If you want to expand this kind of working to other apps, another tool similar to Adobe Nav is Actions for iPad. This allows you to set up various shortcuts and actions on your iPad screen that can then activate certain features on your desktop apps. For example, you could program a two-finger swipe to undo and three fingers to redo across all your desktop apps; it's a great way to work on your Mac or PC while using your iPad as an interaction device, similar to a Magic Trackpad or even shades of the Wacom tablet.

If you don't like the idea of forking out for extra apps (or your device might be creaking full of apps already), why not have a go at mirroring your iPad to a monitor or TV using Airplay and an Apple TV? That way you can get that big-screen feel from your small-screen tablet - the iPad's Retina screen should more than match your HDTV or monitor.

The Artist's Toolbox

These are the apps and accessories that no iPad artist should be without. If you're just going to grab the essentials, make sure they are from this page

Pogo Connect Stylus

Price: £73
Works with: iPhone, iPod touch, iPad

This is currently the premiere digital stylus thanks to its pressure sensitivity and its always-on Bluetooth connectivity. Although the rubberised tip might feel a bit basic, we've found it a joy to use. It exhibits supreme accuracy, properly allowing you to get some subtlety into your strokes if you want to use it for handwriting, too. Plus, with its location awareness, you'll never have to live in fear of losing it down the back of the sofa again!

Jot Touch Pro

Price: £74
Works with: iPhone, iPod touch, iPad

Jot Touch Pro

The Jot Touch Pro features the same pressure sensitivity and Bluetooth connectivity as the Pogo. Instead of a rubberised tip, however, it uses a capacitive touch disc on the end of its nib to help improve accuracy. It boasts three programmable shortcut buttons, and with its solid metal design, it feels like a real pro's tool, too. This brilliant stylus will work wonders on apps such as Procreate and Noteshelf.

Griffin Passport

Price: £10
Works with: iPad

Griffin Passport

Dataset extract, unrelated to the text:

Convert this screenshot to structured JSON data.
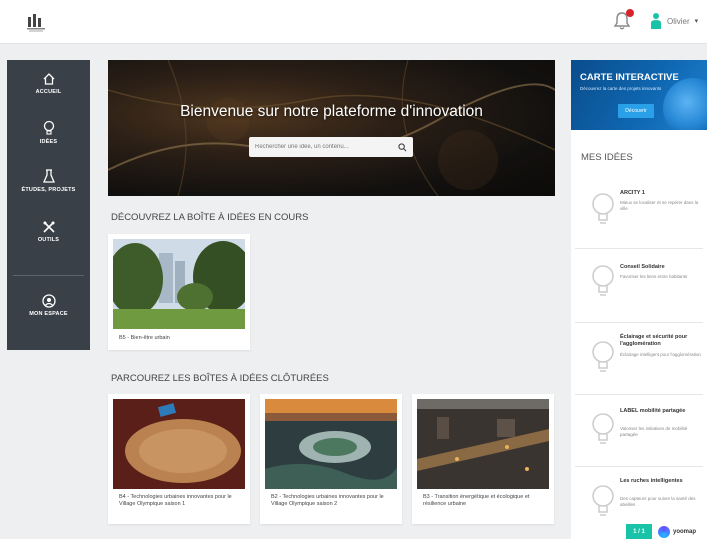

Not only does this fantastically sturdy case keep your iPad safe and sound, it also makes it look and feel like a traditional notebook. When drawing and painting you don't want a case with too much extra bulk, and this does the perfect job of balancing protection with a classic artist's look. A tasteful strap that holds everything closed is the icing on the cake.

Twelve South Compass

Price: £29
Works with: iPad

Twelve South Compass

If you want to display your artwork on your iPad, then you're going to need a minimal-looking stand that won't interfere with the image on screen. The Twelve South Compass not only offer a fantastic study stand in two comfy positions, it also folds away for easy storage and gives your iPad the look of an easel too, for the real artistic touch!

Paper by Fiftythree

Price: Free
Works with: iPad

Paper is an absolute joy to use and to look at. With its 3D notebook-style interface and its exquisite ink and brush rendering, it looks and feels like you're using an analogue sketchbook in a digital world. Just make sure you pay for all the in-app upgrades to truly make the most of it.

ProCreate

Price: £2.99 / $4.99
Works with: iPad

ProCreate

The king of digital painting apps thanks to its rich brush engine and simple, artist-friendly interface. It's easy to pick up and get painting, and with its rich array of features, you can take things further.

Plus, it works brilliantly with the new pressure-sensitive styluses on the previous page.

Sketchbook Pro

Price: £2.99 / $4.99
Works: with iPad

One of the most feature-rich digital drawing and painting apps on the market, packed with the kind of sophisticated brushes and tools that you'd expect from an app with this heritage. The pro's choice for best digital drawing app, but its complex interface might be a bit much for beginners.

Evernote

Price: Free
Works with: iPhone, iPod touch, iPad

Evernote is a cloud-sharing app and is a great way to share your work with friends and colleagues, or as a way to simply transfer your images back to your PC or Mac. Thanks to its integration with apps such as Penultimate, you can send work directly to your PC and Mac with just the tap of a button.